**TRY IT**:
Search the listing below for the string "JSON" and copy every line where it occurs.

**TASK DATA**:

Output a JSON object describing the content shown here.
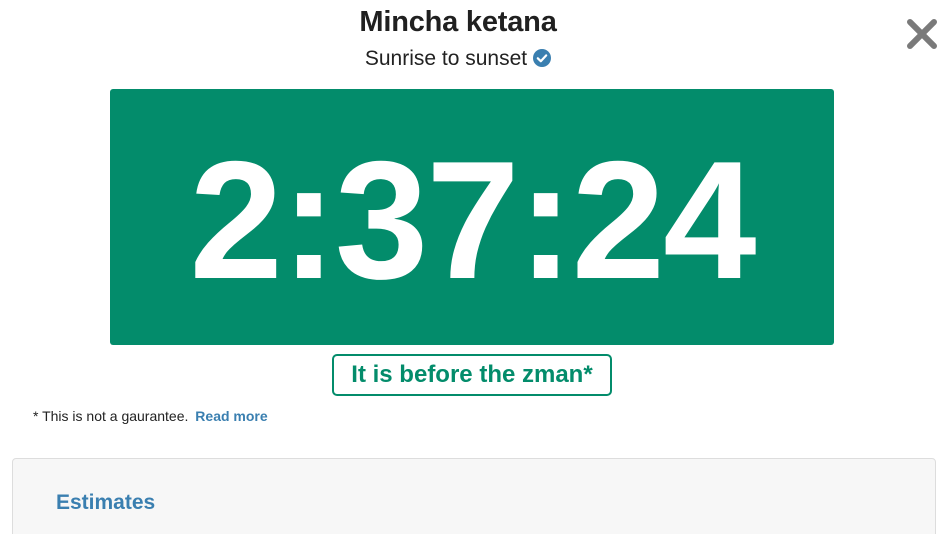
{
  "header": {
    "title": "Mincha ketana",
    "subtitle": "Sunrise to sunset",
    "close_icon": "close-icon",
    "verified_icon": "check-circle-icon"
  },
  "timer": {
    "value": "2:37:24",
    "background_color": "#038c6b"
  },
  "status": {
    "label": "It is before the zman*",
    "color": "#038c6b"
  },
  "disclaimer": {
    "text": "* This is not a gaurantee.",
    "link_label": "Read more",
    "link_color": "#3a7fb0"
  },
  "estimates": {
    "heading": "Estimates"
  }
}
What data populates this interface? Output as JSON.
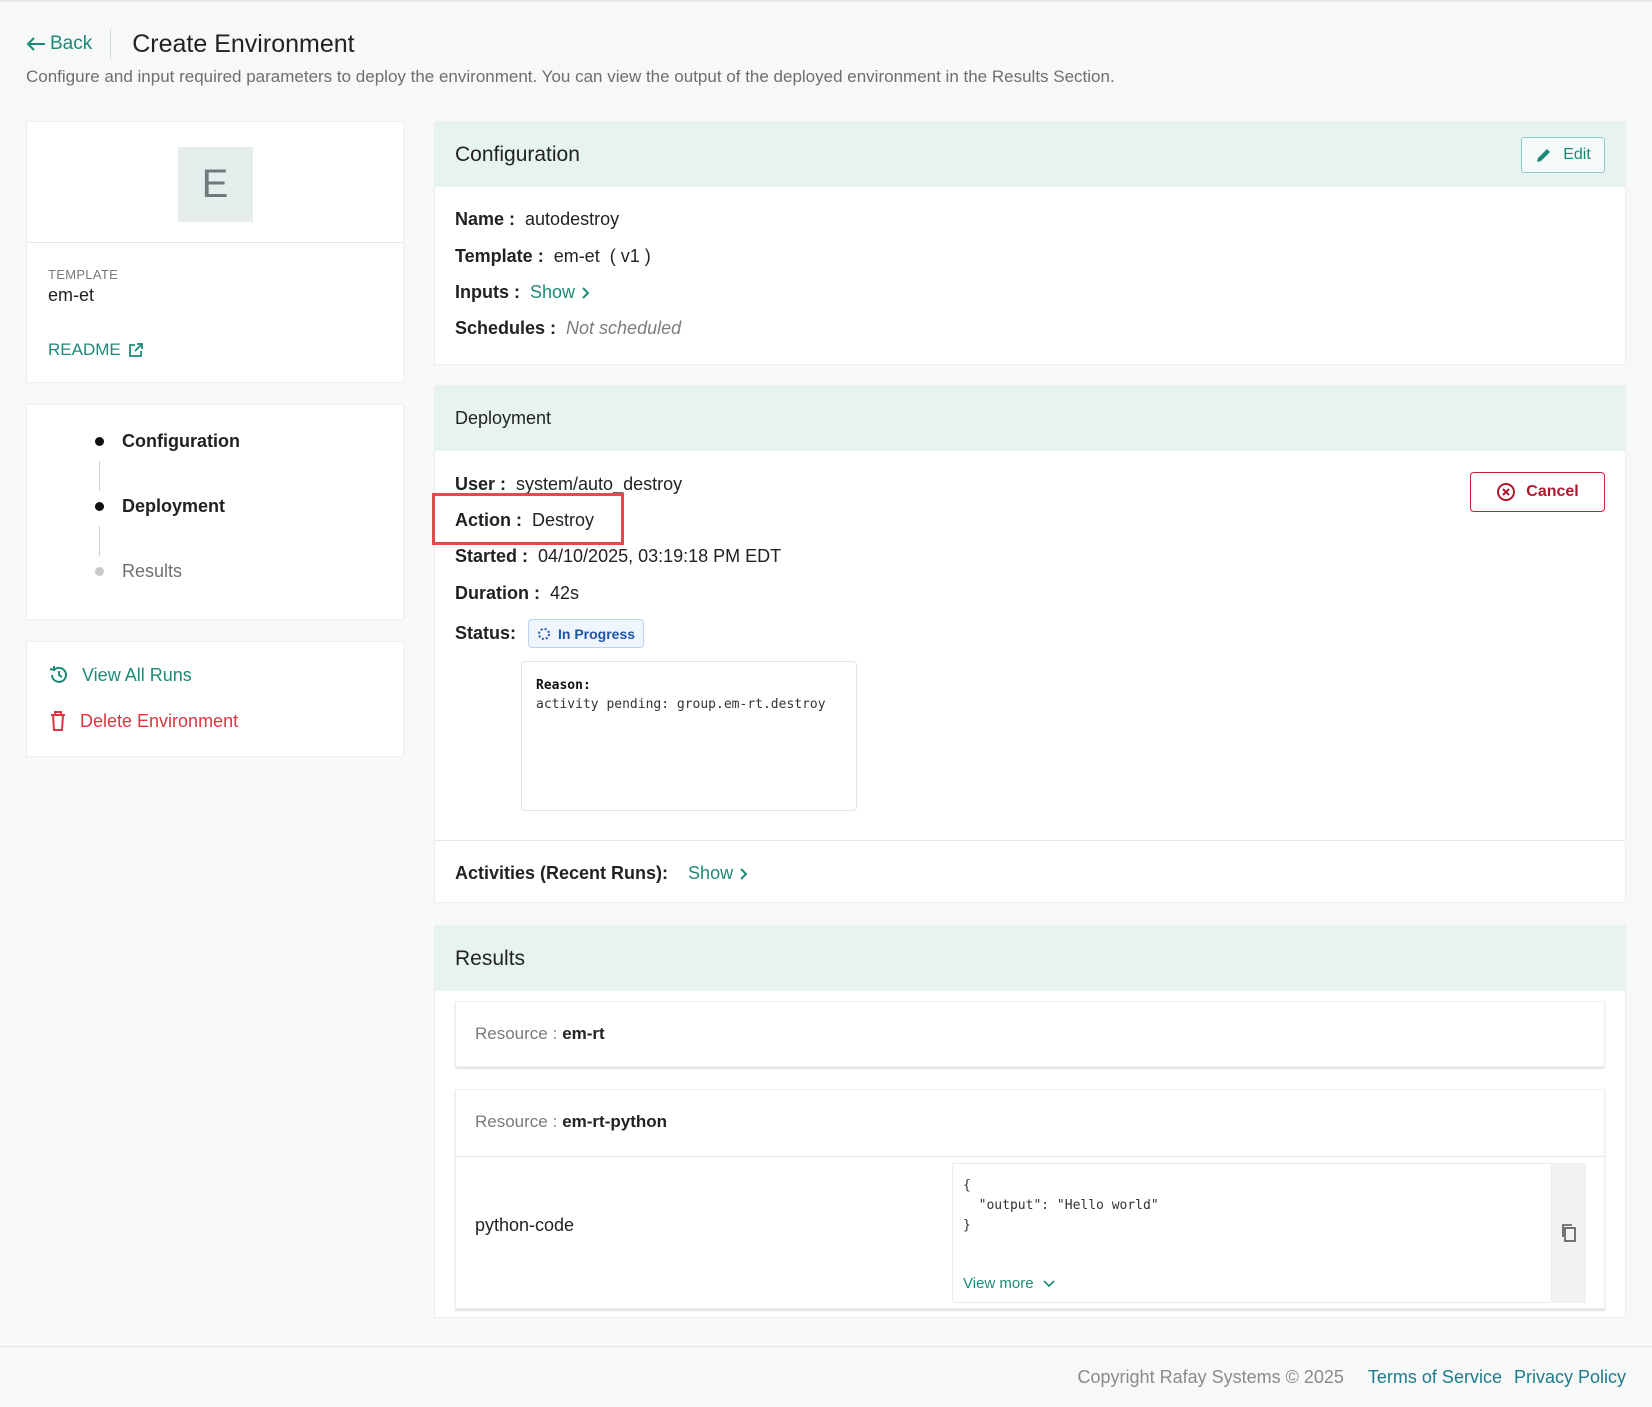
{
  "header": {
    "back_label": "Back",
    "title": "Create Environment",
    "subtitle": "Configure and input required parameters to deploy the environment. You can view the output of the deployed environment in the Results Section."
  },
  "template_card": {
    "avatar_letter": "E",
    "caption": "TEMPLATE",
    "name": "em-et",
    "readme_label": "README"
  },
  "steps": [
    {
      "label": "Configuration",
      "state": "active"
    },
    {
      "label": "Deployment",
      "state": "active"
    },
    {
      "label": "Results",
      "state": "inactive"
    }
  ],
  "actions": {
    "view_all_runs": "View All Runs",
    "delete_environment": "Delete Environment"
  },
  "configuration": {
    "title": "Configuration",
    "edit_label": "Edit",
    "name_key": "Name :",
    "name_value": "autodestroy",
    "template_key": "Template :",
    "template_value": "em-et  ( v1 )",
    "inputs_key": "Inputs :",
    "inputs_link": "Show",
    "schedules_key": "Schedules :",
    "schedules_value": "Not scheduled"
  },
  "deployment": {
    "title": "Deployment",
    "cancel_label": "Cancel",
    "user_key": "User :",
    "user_value": "system/auto_destroy",
    "action_key": "Action :",
    "action_value": "Destroy",
    "started_key": "Started :",
    "started_value": "04/10/2025, 03:19:18 PM EDT",
    "duration_key": "Duration :",
    "duration_value": "42s",
    "status_key": "Status:",
    "status_value": "In Progress",
    "reason_key": "Reason:",
    "reason_value": "activity pending: group.em-rt.destroy",
    "activities_key": "Activities (Recent Runs):",
    "activities_link": "Show"
  },
  "results": {
    "title": "Results",
    "resources": [
      {
        "key": "Resource :",
        "name": "em-rt"
      },
      {
        "key": "Resource :",
        "name": "em-rt-python"
      }
    ],
    "output_label": "python-code",
    "output_code": "{\n  \"output\": \"Hello world\"\n}",
    "view_more": "View more"
  },
  "footer": {
    "copyright": "Copyright Rafay Systems © 2025",
    "terms": "Terms of Service",
    "privacy": "Privacy Policy"
  },
  "colors": {
    "accent": "#1d8a78",
    "section_header_bg": "#e7f3f1",
    "danger": "#b0182e",
    "status_blue": "#1f55a8"
  }
}
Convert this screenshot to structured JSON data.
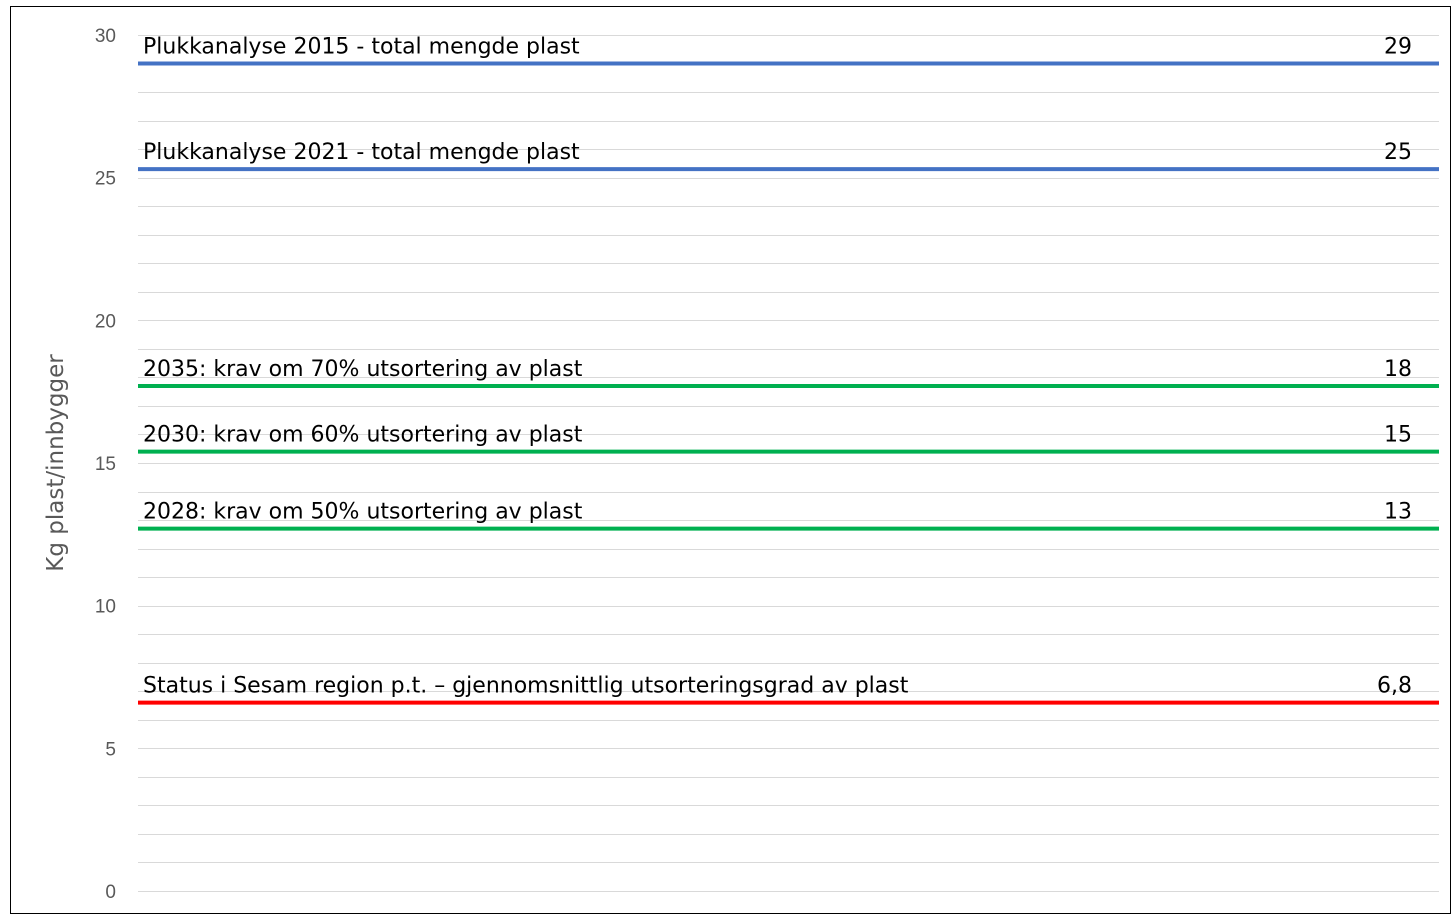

**EXPECTED ANSWER**:
Output a JSON object describing the content shown here.
What data populates this interface? Output as JSON.
Convert this screenshot to structured JSON data.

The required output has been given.